### Input:

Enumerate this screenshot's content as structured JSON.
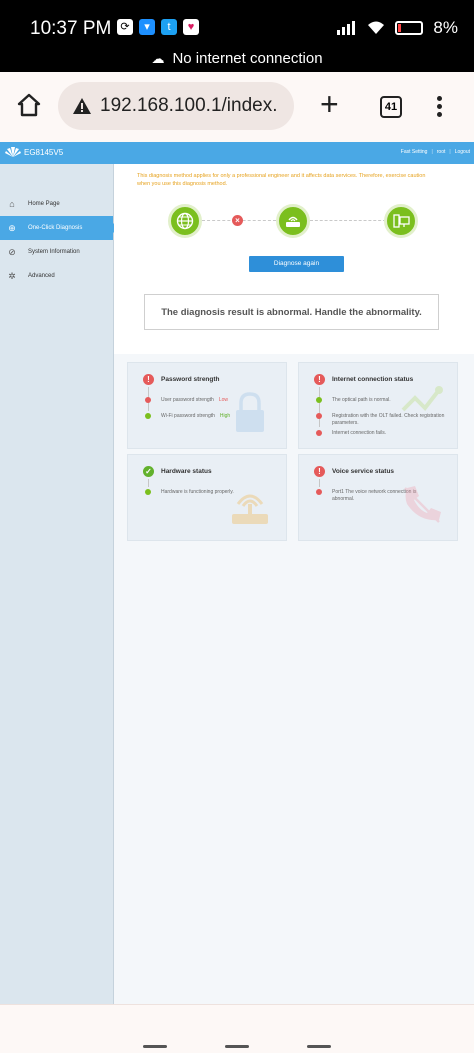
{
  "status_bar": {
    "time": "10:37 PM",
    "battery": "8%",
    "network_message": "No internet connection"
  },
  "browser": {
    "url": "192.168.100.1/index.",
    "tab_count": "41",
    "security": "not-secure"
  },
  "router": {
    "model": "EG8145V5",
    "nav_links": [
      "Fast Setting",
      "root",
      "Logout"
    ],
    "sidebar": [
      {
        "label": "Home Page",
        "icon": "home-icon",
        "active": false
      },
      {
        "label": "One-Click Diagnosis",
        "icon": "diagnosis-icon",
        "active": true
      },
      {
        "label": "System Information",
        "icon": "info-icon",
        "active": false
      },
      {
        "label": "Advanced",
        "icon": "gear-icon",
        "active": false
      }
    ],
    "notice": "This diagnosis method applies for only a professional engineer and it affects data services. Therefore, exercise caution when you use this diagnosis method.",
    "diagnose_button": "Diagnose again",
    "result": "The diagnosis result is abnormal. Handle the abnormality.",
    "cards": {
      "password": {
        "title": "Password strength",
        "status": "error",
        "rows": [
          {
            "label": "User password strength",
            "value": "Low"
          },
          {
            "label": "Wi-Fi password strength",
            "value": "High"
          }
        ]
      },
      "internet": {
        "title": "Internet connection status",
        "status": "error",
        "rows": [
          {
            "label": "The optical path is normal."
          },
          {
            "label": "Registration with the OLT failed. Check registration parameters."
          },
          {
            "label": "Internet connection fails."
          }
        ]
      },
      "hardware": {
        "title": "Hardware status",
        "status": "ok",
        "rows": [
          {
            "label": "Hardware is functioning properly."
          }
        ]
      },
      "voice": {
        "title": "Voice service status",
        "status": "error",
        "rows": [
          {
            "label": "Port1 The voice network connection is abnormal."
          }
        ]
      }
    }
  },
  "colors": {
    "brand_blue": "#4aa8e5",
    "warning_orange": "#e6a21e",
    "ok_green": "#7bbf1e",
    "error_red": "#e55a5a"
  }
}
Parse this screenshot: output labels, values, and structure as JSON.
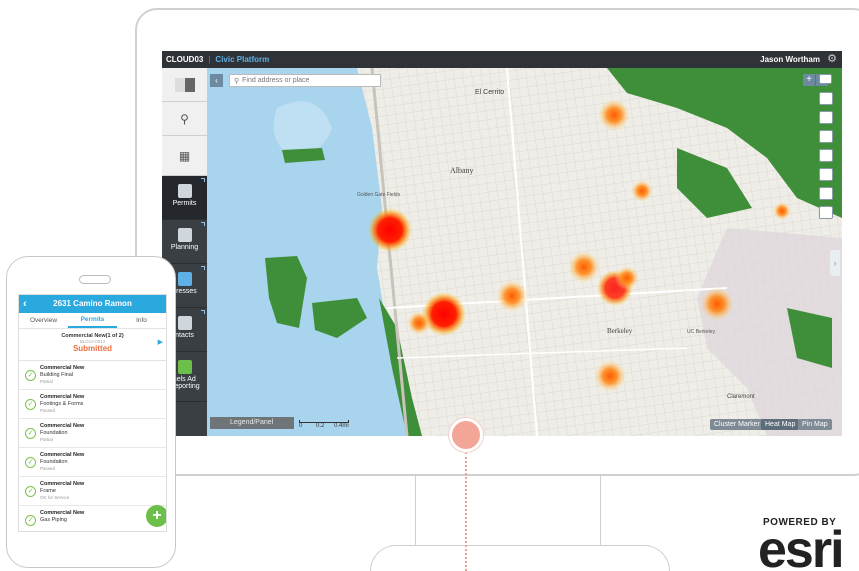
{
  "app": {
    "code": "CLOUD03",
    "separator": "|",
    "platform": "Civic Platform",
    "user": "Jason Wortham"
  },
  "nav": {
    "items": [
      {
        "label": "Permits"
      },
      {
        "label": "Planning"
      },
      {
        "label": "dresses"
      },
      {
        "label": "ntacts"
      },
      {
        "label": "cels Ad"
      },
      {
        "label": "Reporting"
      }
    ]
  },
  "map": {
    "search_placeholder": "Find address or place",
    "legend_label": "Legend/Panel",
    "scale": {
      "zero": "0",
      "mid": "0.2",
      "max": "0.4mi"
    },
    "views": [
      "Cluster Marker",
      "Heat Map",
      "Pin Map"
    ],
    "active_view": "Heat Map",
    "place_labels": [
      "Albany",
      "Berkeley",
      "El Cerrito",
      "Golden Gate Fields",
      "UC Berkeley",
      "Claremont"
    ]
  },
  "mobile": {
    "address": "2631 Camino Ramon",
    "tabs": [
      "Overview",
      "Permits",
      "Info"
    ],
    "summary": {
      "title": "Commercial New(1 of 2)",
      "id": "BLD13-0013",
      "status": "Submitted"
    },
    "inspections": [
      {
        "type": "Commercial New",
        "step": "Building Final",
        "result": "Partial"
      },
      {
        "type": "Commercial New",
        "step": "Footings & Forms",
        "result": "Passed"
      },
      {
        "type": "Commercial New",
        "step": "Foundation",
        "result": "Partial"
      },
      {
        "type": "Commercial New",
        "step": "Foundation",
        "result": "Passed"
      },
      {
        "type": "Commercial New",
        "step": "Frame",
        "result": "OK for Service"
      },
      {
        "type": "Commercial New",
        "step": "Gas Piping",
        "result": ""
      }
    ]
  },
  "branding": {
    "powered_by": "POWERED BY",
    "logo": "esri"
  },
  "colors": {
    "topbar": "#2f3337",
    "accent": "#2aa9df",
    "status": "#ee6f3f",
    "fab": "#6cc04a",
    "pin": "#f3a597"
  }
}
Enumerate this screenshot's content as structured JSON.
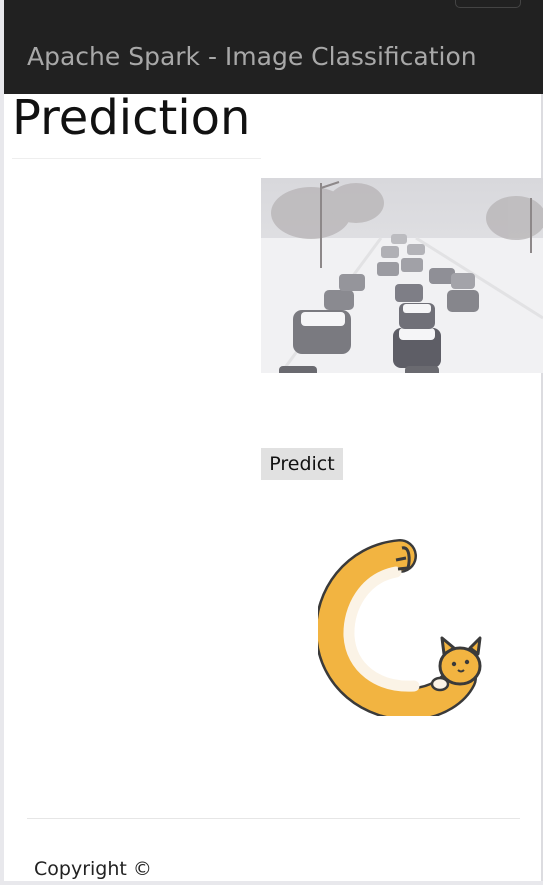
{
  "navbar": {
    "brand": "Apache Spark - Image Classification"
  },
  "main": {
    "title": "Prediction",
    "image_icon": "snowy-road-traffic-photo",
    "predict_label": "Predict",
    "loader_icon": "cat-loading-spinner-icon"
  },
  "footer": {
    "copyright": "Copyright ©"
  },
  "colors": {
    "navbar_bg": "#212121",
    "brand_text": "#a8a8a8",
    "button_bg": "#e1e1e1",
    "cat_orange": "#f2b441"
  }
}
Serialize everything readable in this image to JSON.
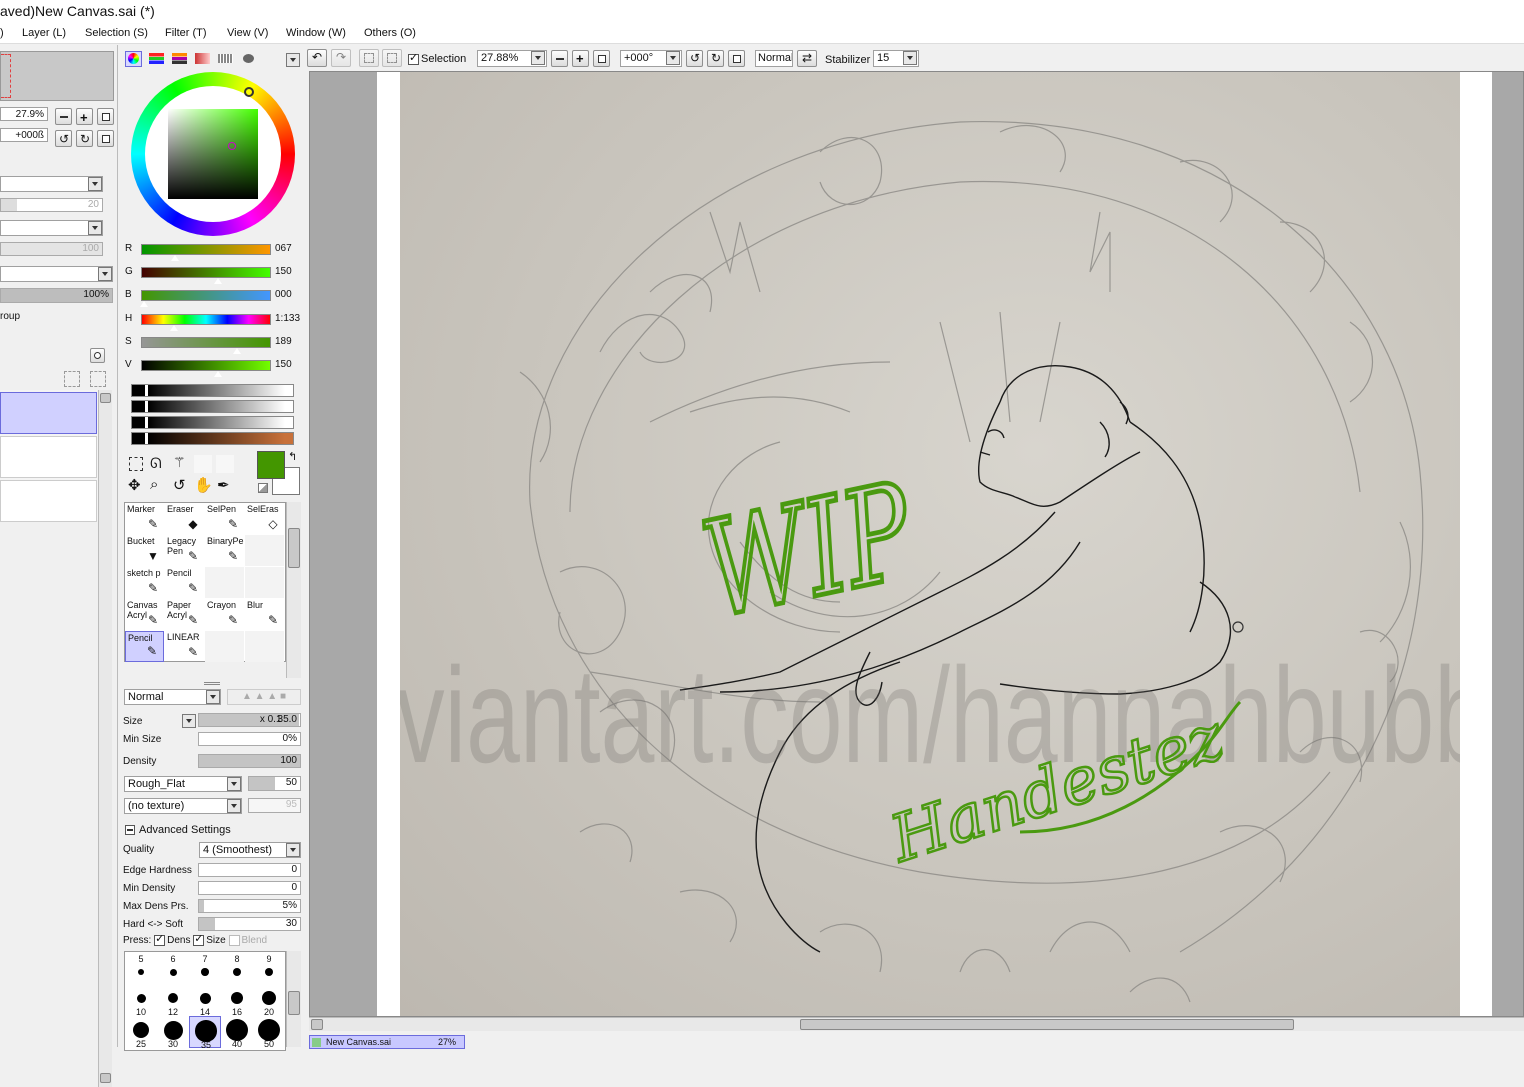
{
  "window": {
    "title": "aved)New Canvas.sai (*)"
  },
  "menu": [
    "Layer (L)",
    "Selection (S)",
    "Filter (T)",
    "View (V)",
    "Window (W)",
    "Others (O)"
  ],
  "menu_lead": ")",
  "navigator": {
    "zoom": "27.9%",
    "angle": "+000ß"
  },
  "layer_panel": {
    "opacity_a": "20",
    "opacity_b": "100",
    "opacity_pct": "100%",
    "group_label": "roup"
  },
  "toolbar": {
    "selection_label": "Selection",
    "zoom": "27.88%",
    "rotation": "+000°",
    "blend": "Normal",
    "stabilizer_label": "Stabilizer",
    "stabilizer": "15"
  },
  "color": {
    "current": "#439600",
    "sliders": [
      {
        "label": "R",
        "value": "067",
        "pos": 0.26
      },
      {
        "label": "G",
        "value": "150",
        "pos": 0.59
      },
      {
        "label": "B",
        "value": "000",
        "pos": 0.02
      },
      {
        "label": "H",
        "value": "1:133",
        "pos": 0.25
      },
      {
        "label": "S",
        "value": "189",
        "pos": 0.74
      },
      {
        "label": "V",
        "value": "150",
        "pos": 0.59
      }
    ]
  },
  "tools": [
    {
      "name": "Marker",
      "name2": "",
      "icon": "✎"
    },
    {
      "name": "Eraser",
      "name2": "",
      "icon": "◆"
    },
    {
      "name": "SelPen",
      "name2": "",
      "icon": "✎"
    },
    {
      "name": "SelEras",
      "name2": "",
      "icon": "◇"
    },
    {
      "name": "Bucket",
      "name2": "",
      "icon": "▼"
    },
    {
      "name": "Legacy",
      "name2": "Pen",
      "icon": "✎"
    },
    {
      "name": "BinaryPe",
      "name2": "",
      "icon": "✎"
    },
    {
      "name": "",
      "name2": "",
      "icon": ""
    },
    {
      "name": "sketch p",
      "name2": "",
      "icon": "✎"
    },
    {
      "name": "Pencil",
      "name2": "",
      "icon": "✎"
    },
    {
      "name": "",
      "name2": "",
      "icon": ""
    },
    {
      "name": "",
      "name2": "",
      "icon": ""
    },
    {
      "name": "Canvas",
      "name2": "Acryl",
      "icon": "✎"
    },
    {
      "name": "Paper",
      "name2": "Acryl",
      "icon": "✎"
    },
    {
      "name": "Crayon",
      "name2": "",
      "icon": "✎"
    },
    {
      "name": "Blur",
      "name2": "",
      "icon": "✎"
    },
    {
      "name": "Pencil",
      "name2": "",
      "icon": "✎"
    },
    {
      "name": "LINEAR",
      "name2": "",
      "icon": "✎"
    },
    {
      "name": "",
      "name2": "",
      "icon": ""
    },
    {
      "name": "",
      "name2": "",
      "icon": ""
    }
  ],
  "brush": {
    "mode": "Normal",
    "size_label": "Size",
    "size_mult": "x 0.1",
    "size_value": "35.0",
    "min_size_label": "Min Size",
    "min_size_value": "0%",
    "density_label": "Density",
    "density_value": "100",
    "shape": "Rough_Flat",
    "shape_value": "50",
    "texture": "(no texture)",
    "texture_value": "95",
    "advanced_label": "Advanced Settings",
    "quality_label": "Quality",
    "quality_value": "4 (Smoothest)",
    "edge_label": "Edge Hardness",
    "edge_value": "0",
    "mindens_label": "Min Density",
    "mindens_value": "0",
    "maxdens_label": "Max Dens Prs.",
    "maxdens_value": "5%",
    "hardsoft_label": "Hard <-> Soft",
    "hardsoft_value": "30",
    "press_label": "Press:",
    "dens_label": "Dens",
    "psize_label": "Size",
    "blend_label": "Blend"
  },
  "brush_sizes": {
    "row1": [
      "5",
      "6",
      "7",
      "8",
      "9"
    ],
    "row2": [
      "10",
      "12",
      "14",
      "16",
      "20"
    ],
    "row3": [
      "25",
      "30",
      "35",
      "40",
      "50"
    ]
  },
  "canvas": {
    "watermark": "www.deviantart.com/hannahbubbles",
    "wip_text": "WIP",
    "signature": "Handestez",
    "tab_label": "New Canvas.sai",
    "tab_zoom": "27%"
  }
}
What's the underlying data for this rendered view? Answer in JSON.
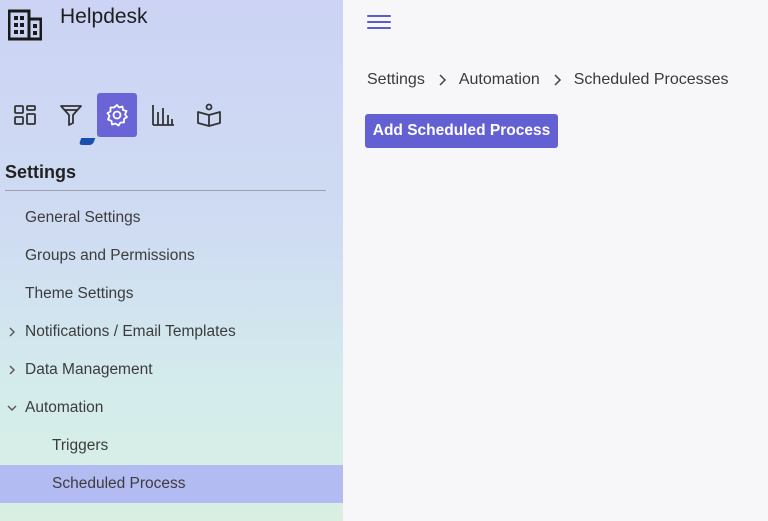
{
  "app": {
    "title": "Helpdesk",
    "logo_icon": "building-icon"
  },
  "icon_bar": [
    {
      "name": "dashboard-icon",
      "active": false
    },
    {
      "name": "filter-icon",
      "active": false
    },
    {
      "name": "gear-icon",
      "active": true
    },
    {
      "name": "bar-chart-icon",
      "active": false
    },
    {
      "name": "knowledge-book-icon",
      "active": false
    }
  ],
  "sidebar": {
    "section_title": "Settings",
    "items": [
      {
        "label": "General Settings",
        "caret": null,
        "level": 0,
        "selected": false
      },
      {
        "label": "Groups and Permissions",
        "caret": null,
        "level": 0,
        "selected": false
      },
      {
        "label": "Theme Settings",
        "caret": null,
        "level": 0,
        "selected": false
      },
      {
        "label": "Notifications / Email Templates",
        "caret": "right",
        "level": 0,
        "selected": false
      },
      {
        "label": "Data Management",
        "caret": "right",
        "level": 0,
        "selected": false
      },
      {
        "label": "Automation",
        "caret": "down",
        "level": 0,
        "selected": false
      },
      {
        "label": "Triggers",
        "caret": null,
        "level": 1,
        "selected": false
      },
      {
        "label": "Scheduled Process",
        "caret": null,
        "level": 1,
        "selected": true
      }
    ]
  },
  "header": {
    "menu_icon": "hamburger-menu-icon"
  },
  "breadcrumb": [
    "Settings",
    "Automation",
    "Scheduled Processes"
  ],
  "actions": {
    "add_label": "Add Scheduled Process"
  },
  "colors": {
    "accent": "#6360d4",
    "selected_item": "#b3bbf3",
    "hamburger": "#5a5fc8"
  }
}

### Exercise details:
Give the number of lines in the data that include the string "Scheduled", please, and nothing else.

### Written answer:
3